= Beginning of Section =

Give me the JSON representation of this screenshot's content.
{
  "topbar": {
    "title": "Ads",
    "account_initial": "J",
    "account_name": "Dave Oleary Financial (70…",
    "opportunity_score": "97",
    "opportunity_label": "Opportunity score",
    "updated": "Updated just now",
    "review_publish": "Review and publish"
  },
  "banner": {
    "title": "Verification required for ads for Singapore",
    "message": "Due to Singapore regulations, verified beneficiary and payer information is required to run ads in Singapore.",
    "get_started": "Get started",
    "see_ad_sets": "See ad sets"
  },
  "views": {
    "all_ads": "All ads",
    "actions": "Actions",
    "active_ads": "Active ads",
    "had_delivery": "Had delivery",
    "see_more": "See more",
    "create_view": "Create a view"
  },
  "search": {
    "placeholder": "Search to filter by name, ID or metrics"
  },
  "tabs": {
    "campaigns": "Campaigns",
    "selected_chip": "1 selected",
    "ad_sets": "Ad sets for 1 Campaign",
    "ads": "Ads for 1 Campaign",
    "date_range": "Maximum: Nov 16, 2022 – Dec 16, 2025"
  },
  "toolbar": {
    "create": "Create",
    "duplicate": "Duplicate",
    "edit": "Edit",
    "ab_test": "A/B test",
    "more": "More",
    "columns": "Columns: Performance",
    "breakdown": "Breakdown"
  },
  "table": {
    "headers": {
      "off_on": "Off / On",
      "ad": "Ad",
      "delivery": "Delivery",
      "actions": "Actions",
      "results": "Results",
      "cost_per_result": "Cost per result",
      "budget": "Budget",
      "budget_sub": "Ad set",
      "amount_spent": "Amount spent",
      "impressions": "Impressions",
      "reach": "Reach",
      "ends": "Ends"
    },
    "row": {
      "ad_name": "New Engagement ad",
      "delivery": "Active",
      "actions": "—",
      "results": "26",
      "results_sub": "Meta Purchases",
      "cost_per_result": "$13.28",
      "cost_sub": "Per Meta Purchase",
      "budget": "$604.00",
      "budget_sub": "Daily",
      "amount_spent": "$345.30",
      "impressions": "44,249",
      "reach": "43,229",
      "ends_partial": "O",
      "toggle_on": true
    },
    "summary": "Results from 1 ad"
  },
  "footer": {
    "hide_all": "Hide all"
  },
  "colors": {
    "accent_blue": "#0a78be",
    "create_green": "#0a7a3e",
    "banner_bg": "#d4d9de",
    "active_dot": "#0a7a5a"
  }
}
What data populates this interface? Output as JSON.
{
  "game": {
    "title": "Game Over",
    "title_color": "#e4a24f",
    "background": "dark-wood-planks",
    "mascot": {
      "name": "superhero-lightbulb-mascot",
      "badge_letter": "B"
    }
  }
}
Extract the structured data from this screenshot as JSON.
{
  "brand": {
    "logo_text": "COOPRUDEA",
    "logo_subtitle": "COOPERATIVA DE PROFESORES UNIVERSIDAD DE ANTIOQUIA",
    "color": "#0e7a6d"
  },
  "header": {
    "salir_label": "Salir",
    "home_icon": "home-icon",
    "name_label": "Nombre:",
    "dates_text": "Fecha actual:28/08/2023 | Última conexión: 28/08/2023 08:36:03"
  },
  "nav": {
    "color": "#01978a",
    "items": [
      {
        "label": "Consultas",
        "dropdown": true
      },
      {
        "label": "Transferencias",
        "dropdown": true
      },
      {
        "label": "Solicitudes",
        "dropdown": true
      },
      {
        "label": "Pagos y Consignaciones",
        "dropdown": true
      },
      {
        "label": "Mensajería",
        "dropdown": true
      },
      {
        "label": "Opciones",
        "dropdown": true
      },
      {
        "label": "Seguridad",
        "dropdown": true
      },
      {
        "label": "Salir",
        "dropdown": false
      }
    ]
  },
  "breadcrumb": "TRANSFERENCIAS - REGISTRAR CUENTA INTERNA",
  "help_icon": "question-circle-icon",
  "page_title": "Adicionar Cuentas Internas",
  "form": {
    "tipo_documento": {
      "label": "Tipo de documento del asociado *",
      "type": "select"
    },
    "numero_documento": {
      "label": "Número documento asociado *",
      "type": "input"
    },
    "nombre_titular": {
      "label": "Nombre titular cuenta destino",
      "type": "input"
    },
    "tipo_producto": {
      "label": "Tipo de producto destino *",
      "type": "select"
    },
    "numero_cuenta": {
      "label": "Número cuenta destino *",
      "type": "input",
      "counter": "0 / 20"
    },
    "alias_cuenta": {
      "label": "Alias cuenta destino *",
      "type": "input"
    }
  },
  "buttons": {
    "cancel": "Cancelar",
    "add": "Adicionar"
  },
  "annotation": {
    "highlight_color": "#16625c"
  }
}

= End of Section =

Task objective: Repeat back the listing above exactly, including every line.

Your response:
Give me the JSON representation of this screenshot's content.
{
  "topbar": {
    "title": "Ads",
    "account_initial": "J",
    "account_name": "Dave Oleary Financial (70…",
    "opportunity_score": "97",
    "opportunity_label": "Opportunity score",
    "updated": "Updated just now",
    "review_publish": "Review and publish"
  },
  "banner": {
    "title": "Verification required for ads for Singapore",
    "message": "Due to Singapore regulations, verified beneficiary and payer information is required to run ads in Singapore.",
    "get_started": "Get started",
    "see_ad_sets": "See ad sets"
  },
  "views": {
    "all_ads": "All ads",
    "actions": "Actions",
    "active_ads": "Active ads",
    "had_delivery": "Had delivery",
    "see_more": "See more",
    "create_view": "Create a view"
  },
  "search": {
    "placeholder": "Search to filter by name, ID or metrics"
  },
  "tabs": {
    "campaigns": "Campaigns",
    "selected_chip": "1 selected",
    "ad_sets": "Ad sets for 1 Campaign",
    "ads": "Ads for 1 Campaign",
    "date_range": "Maximum: Nov 16, 2022 – Dec 16, 2025"
  },
  "toolbar": {
    "create": "Create",
    "duplicate": "Duplicate",
    "edit": "Edit",
    "ab_test": "A/B test",
    "more": "More",
    "columns": "Columns: Performance",
    "breakdown": "Breakdown"
  },
  "table": {
    "headers": {
      "off_on": "Off / On",
      "ad": "Ad",
      "delivery": "Delivery",
      "actions": "Actions",
      "results": "Results",
      "cost_per_result": "Cost per result",
      "budget": "Budget",
      "budget_sub": "Ad set",
      "amount_spent": "Amount spent",
      "impressions": "Impressions",
      "reach": "Reach",
      "ends": "Ends"
    },
    "row": {
      "ad_name": "New Engagement ad",
      "delivery": "Active",
      "actions": "—",
      "results": "26",
      "results_sub": "Meta Purchases",
      "cost_per_result": "$13.28",
      "cost_sub": "Per Meta Purchase",
      "budget": "$604.00",
      "budget_sub": "Daily",
      "amount_spent": "$345.30",
      "impressions": "44,249",
      "reach": "43,229",
      "ends_partial": "O",
      "toggle_on": true
    },
    "summary": "Results from 1 ad"
  },
  "footer": {
    "hide_all": "Hide all"
  },
  "colors": {
    "accent_blue": "#0a78be",
    "create_green": "#0a7a3e",
    "banner_bg": "#d4d9de",
    "active_dot": "#0a7a5a"
  }
}
What data populates this interface? Output as JSON.
{
  "game": {
    "title": "Game Over",
    "title_color": "#e4a24f",
    "background": "dark-wood-planks",
    "mascot": {
      "name": "superhero-lightbulb-mascot",
      "badge_letter": "B"
    }
  }
}
Extract the structured data from this screenshot as JSON.
{
  "brand": {
    "logo_text": "COOPRUDEA",
    "logo_subtitle": "COOPERATIVA DE PROFESORES UNIVERSIDAD DE ANTIOQUIA",
    "color": "#0e7a6d"
  },
  "header": {
    "salir_label": "Salir",
    "home_icon": "home-icon",
    "name_label": "Nombre:",
    "dates_text": "Fecha actual:28/08/2023 | Última conexión: 28/08/2023 08:36:03"
  },
  "nav": {
    "color": "#01978a",
    "items": [
      {
        "label": "Consultas",
        "dropdown": true
      },
      {
        "label": "Transferencias",
        "dropdown": true
      },
      {
        "label": "Solicitudes",
        "dropdown": true
      },
      {
        "label": "Pagos y Consignaciones",
        "dropdown": true
      },
      {
        "label": "Mensajería",
        "dropdown": true
      },
      {
        "label": "Opciones",
        "dropdown": true
      },
      {
        "label": "Seguridad",
        "dropdown": true
      },
      {
        "label": "Salir",
        "dropdown": false
      }
    ]
  },
  "breadcrumb": "TRANSFERENCIAS - REGISTRAR CUENTA INTERNA",
  "help_icon": "question-circle-icon",
  "page_title": "Adicionar Cuentas Internas",
  "form": {
    "tipo_documento": {
      "label": "Tipo de documento del asociado *",
      "type": "select"
    },
    "numero_documento": {
      "label": "Número documento asociado *",
      "type": "input"
    },
    "nombre_titular": {
      "label": "Nombre titular cuenta destino",
      "type": "input"
    },
    "tipo_producto": {
      "label": "Tipo de producto destino *",
      "type": "select"
    },
    "numero_cuenta": {
      "label": "Número cuenta destino *",
      "type": "input",
      "counter": "0 / 20"
    },
    "alias_cuenta": {
      "label": "Alias cuenta destino *",
      "type": "input"
    }
  },
  "buttons": {
    "cancel": "Cancelar",
    "add": "Adicionar"
  },
  "annotation": {
    "highlight_color": "#16625c"
  }
}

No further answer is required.